Why the difference between 2012 and 2014? Brent Sterling’s 2009 book, Do Good Fences Make Good Neighbors? What History Teaches Us about Strategic Barriers and International Security, may help us find the answer to that question. He writes that we must consider both the internal and external effects of strategic barriers. The Maginot Line is one of several examples he analyzes. As we all know, France built the nearly impregnable Maginot Line during the inter-war years along the Franco-German border. Sterling notes that the French military understood that the line could be circumvented, but that its very existence nevertheless contributed to a defensive orientation and encouraged “false optimism” among the French population, many of whom incorrectly believed that the line covered the entire northern border. As for the external effects of the Maginot Line, German planners were affected to the extent that they realized that they certainly should not throw the Wehrmacht against it. Accordingly, when Germany decided to invade France in 1940, it went through the Benelux countries, neatly avoiding the entire problem. Rather amusingly, Sterling quotes an Army Corps of Engineers study as saying that “a fixed and static barrier system can be viewed as a puzzle contrived for the prospective attacker to solve.”
More broadly, Sterling finds that the governments that build strategic barriers such as Iron Dome often intend to buy time. This they hope to do by shifting the military balance of power and by creating a sense of safety among their population.
The parallel to today’s war is easy to see. Israel definitely bought time and in addition it created a possibly excessive sense of safety among Israelis. The external entity, Hamas in this case, was also affected though not deterred by what happened in 2012. Rather it solved the puzzle and adjusted to the Iron Dome strategic barrier by preparing to assault Israel along a completely different axis: underground. Indeed, it dug a remarkable set of “terror tunnels” into Israel, an undertaking that may have cost up to 40% of its budget. Already some observers are calling the existence of the tunnels, or at least their extent, an intelligence failure on the part of Israel, though at this point it is unclear, at least from the outside, that that is true.
By building these tunnels, Hamas got one step ahead of Israel and largely erased the strategic advantage of Iron Dome by forcing a far bloodier war than took place in 2012, thereby inflicting greater human, military, and political costs on Israel.
The tragedy is that Israel did not succeed in politically capitalizing on the time that it had bought with the stunning success of the Iron Dome system in 2012. Sterling notes that this has been a common failure historically, often engendered by an excessive perception of reduced threat. In fact, he calls strategic barriers a “wasting asset,” one whose value decreases over time. The logic of this suggests that right after Iron Dome performed so apparently spectacularly in 2012, Israel should have pushed hard to settle the underlying Israeli-Palestinian disputes. This did not happen.
Obviously, the depressing history of the Israel-Palestine problem suggests that such an effort probably would have failed.
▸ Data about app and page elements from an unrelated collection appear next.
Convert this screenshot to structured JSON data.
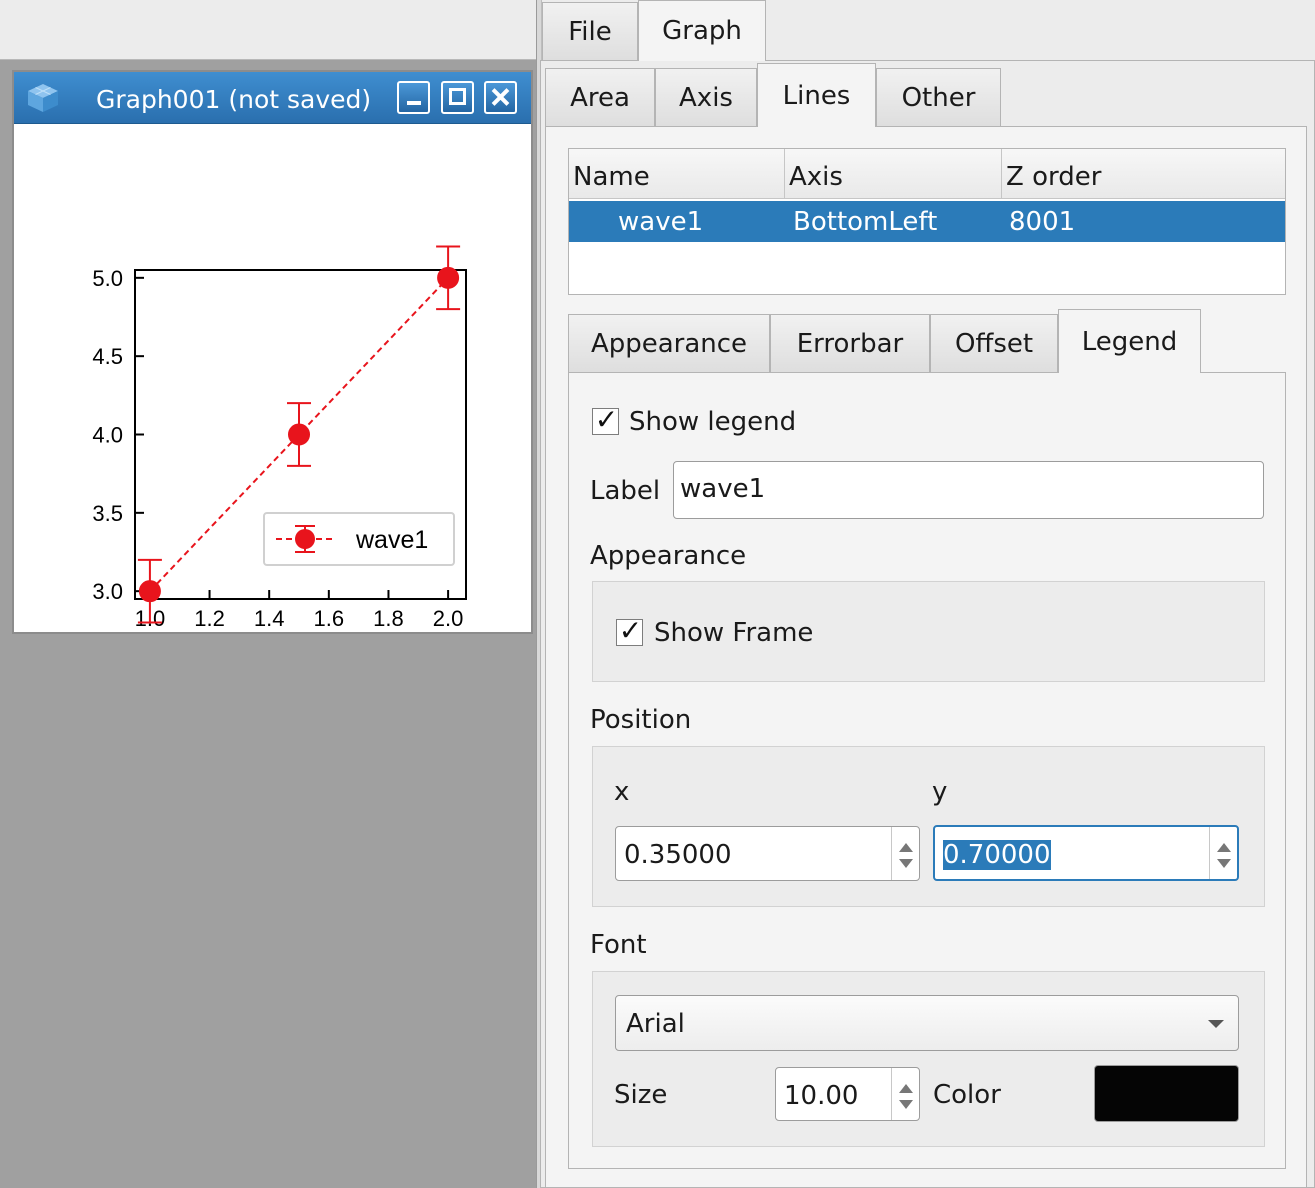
{
  "menu_tabs": [
    "File",
    "Graph"
  ],
  "graph_window": {
    "title": "Graph001 (not saved)"
  },
  "chart_data": {
    "type": "scatter",
    "x": [
      1.0,
      1.5,
      2.0
    ],
    "series": [
      {
        "name": "wave1",
        "values": [
          3.0,
          4.0,
          5.0
        ],
        "error": [
          0.2,
          0.2,
          0.2
        ],
        "color": "#e8141c",
        "line": "dashed"
      }
    ],
    "xlim": [
      0.95,
      2.06
    ],
    "ylim": [
      2.95,
      5.05
    ],
    "xticks": [
      "1.0",
      "1.2",
      "1.4",
      "1.6",
      "1.8",
      "2.0"
    ],
    "xtick_values": [
      1.0,
      1.2,
      1.4,
      1.6,
      1.8,
      2.0
    ],
    "yticks": [
      "3.0",
      "3.5",
      "4.0",
      "4.5",
      "5.0"
    ],
    "ytick_values": [
      3.0,
      3.5,
      4.0,
      4.5,
      5.0
    ],
    "legend": {
      "show": true,
      "placement": "lower-right",
      "frame": true
    }
  },
  "panel": {
    "tabs": [
      "Area",
      "Axis",
      "Lines",
      "Other"
    ],
    "active_tab": "Lines",
    "list": {
      "headers": [
        "Name",
        "Axis",
        "Z order"
      ],
      "rows": [
        {
          "name": "wave1",
          "axis": "BottomLeft",
          "z": "8001"
        }
      ]
    },
    "subtabs": [
      "Appearance",
      "Errorbar",
      "Offset",
      "Legend"
    ],
    "active_subtab": "Legend",
    "legend": {
      "show_legend_label": "Show legend",
      "show_legend": true,
      "label_caption": "Label",
      "label_value": "wave1",
      "appearance_caption": "Appearance",
      "show_frame_label": "Show Frame",
      "show_frame": true,
      "position_caption": "Position",
      "x_caption": "x",
      "x_value": "0.35000",
      "y_caption": "y",
      "y_value": "0.70000",
      "font_caption": "Font",
      "font_value": "Arial",
      "size_caption": "Size",
      "size_value": "10.00",
      "color_caption": "Color",
      "color_value": "#050505"
    }
  },
  "colors": {
    "selection": "#2b7bb9",
    "titlebar": "#2f7fc1",
    "series": "#e8141c"
  }
}
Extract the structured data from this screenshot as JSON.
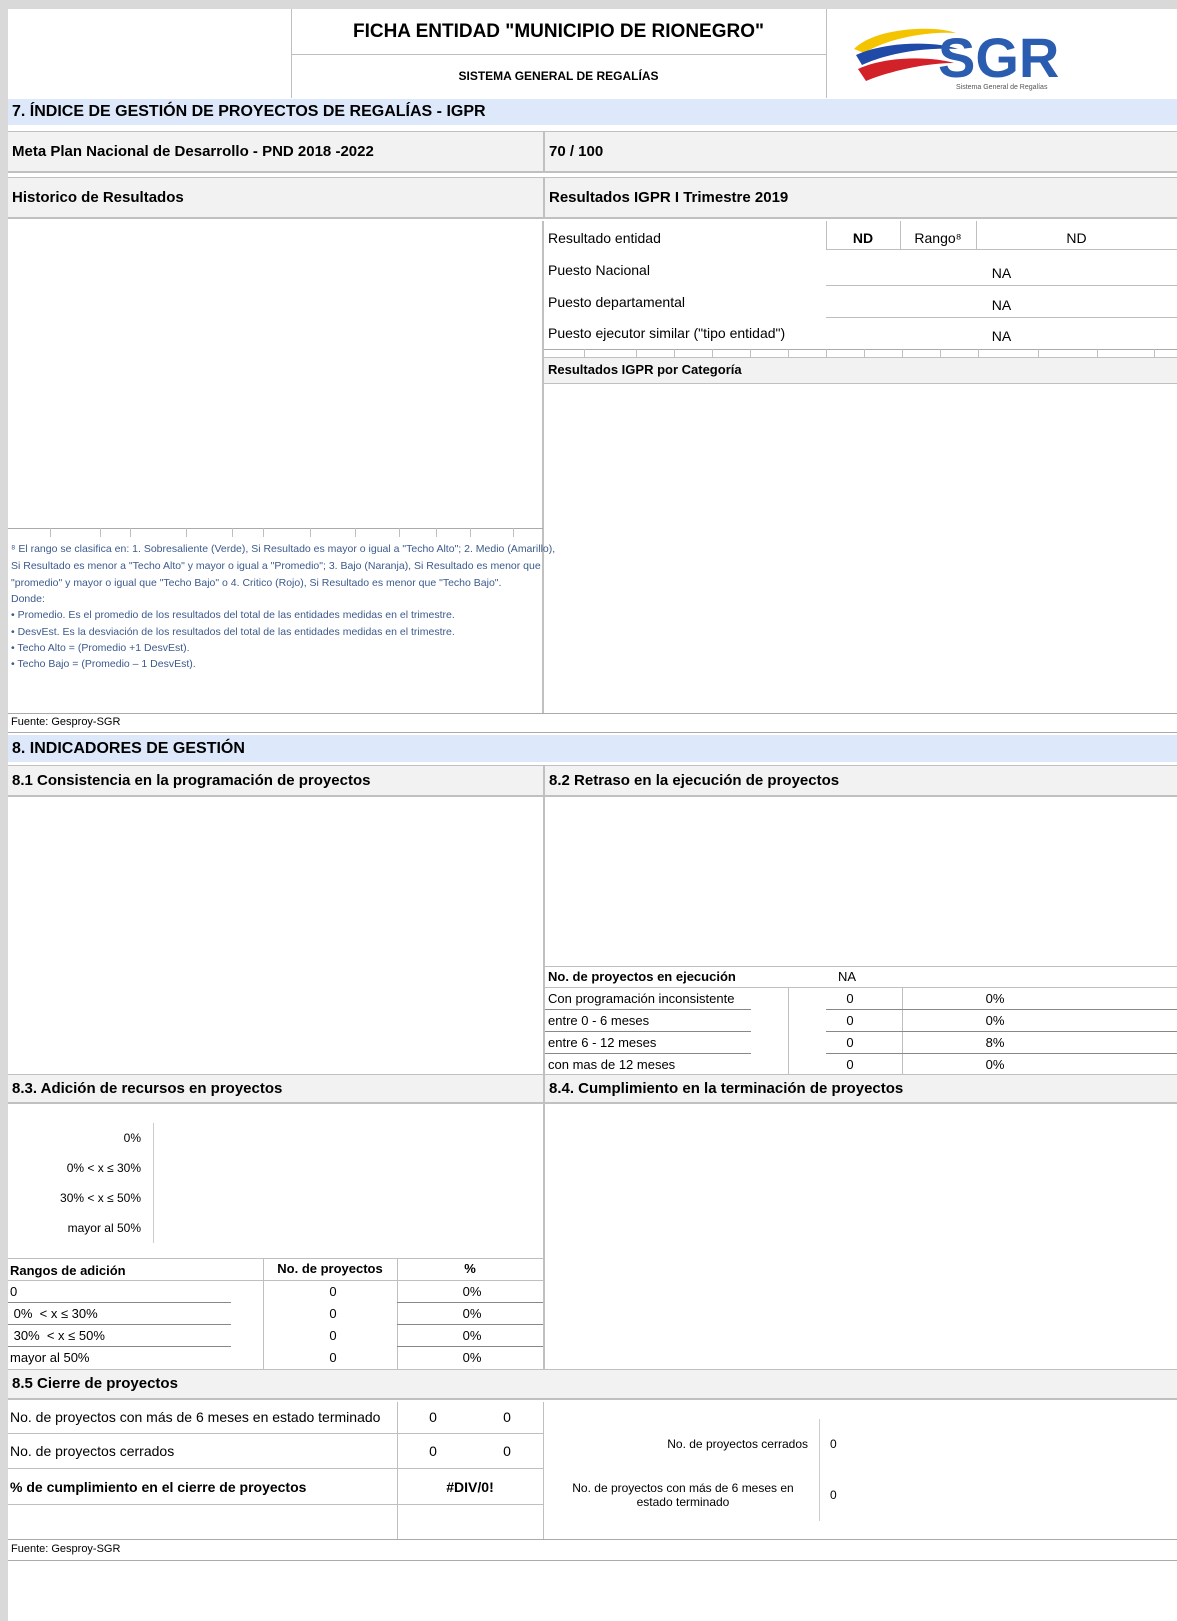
{
  "header": {
    "title": "FICHA ENTIDAD \"MUNICIPIO DE RIONEGRO\"",
    "subtitle": "SISTEMA GENERAL DE REGALÍAS",
    "logo_text": "SGR",
    "logo_tagline": "Sistema General de Regalías"
  },
  "section7": {
    "title": "7. ÍNDICE DE GESTIÓN DE PROYECTOS DE REGALÍAS - IGPR",
    "meta_label": "Meta Plan Nacional de Desarrollo - PND 2018 -2022",
    "meta_value": "70 / 100",
    "historico_label": "Historico de Resultados",
    "resultados_label": "Resultados IGPR I Trimestre 2019",
    "resultado_entidad_label": "Resultado entidad",
    "resultado_entidad_value": "ND",
    "rango_label": "Rango⁸",
    "rango_value": "ND",
    "puesto_nacional_label": "Puesto Nacional",
    "puesto_nacional_value": "NA",
    "puesto_departamental_label": "Puesto departamental",
    "puesto_departamental_value": "NA",
    "puesto_similar_label": "Puesto ejecutor similar (\"tipo entidad\")",
    "puesto_similar_value": "NA",
    "categoria_label": "Resultados IGPR por Categoría",
    "notes": [
      "⁸ El rango se clasifica en: 1. Sobresaliente (Verde), Si Resultado es mayor o igual a \"Techo Alto\"; 2. Medio (Amarillo),",
      "Si Resultado es menor a \"Techo Alto\" y mayor o igual a \"Promedio\"; 3. Bajo (Naranja), Si Resultado es menor que",
      "\"promedio\" y mayor o igual que \"Techo Bajo\" o 4. Critico (Rojo), Si Resultado es menor que \"Techo Bajo\".",
      "Donde:",
      "• Promedio. Es el promedio de los resultados del total de las entidades medidas en el trimestre.",
      "• DesvEst. Es la desviación de los resultados del total de las entidades medidas en el trimestre.",
      "• Techo Alto = (Promedio +1 DesvEst).",
      "• Techo Bajo = (Promedio – 1 DesvEst)."
    ],
    "fuente": "Fuente: Gesproy-SGR"
  },
  "section8": {
    "title": "8. INDICADORES DE GESTIÓN",
    "s81_label": "8.1 Consistencia en la programación de proyectos",
    "s82_label": "8.2 Retraso en la ejecución de proyectos",
    "s82_table": {
      "header_label": "No. de proyectos en ejecución",
      "header_value": "NA",
      "rows": [
        {
          "label": "Con programación inconsistente",
          "count": "0",
          "pct": "0%"
        },
        {
          "label": "entre 0 - 6 meses",
          "count": "0",
          "pct": "0%"
        },
        {
          "label": "entre 6 - 12 meses",
          "count": "0",
          "pct": "8%"
        },
        {
          "label": "con mas de 12 meses",
          "count": "0",
          "pct": "0%"
        }
      ]
    },
    "s83_label": "8.3. Adición de recursos en proyectos",
    "s83_chart_labels": [
      "0%",
      "0%  < x ≤ 30%",
      "30%  < x ≤ 50%",
      "mayor al 50%"
    ],
    "s83_table": {
      "col_range": "Rangos de adición",
      "col_count": "No. de proyectos",
      "col_pct": "%",
      "rows": [
        {
          "label": "0",
          "count": "0",
          "pct": "0%"
        },
        {
          "label": " 0%  < x ≤ 30%",
          "count": "0",
          "pct": "0%"
        },
        {
          "label": " 30%  < x ≤ 50%",
          "count": "0",
          "pct": "0%"
        },
        {
          "label": "mayor al 50%",
          "count": "0",
          "pct": "0%"
        }
      ]
    },
    "s84_label": "8.4. Cumplimiento en la terminación de proyectos",
    "s85_label": "8.5 Cierre de proyectos",
    "s85_rows": [
      {
        "label": "No. de proyectos con más de 6 meses en estado terminado",
        "v1": "0",
        "v2": "0"
      },
      {
        "label": "No. de proyectos cerrados",
        "v1": "0",
        "v2": "0"
      }
    ],
    "s85_pct_label": "% de cumplimiento en el cierre de proyectos",
    "s85_pct_value": "#DIV/0!",
    "s85_chart": [
      {
        "label": "No. de proyectos cerrados",
        "value": "0"
      },
      {
        "label": "No. de proyectos con más de 6 meses en estado terminado",
        "value": "0"
      }
    ],
    "fuente": "Fuente: Gesproy-SGR"
  }
}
On the other hand, it just might have succeeded, and certainly the situation would not be any worse now had Israel given it a try.
Mark Stout is a Senior Editor at War on the Rocks. He is the Director of the MA Program in Global Security Studies at Johns Hopkins University’s School of Arts and Sciences in Washington, D.C.
Photo credit: Israel Defense Forces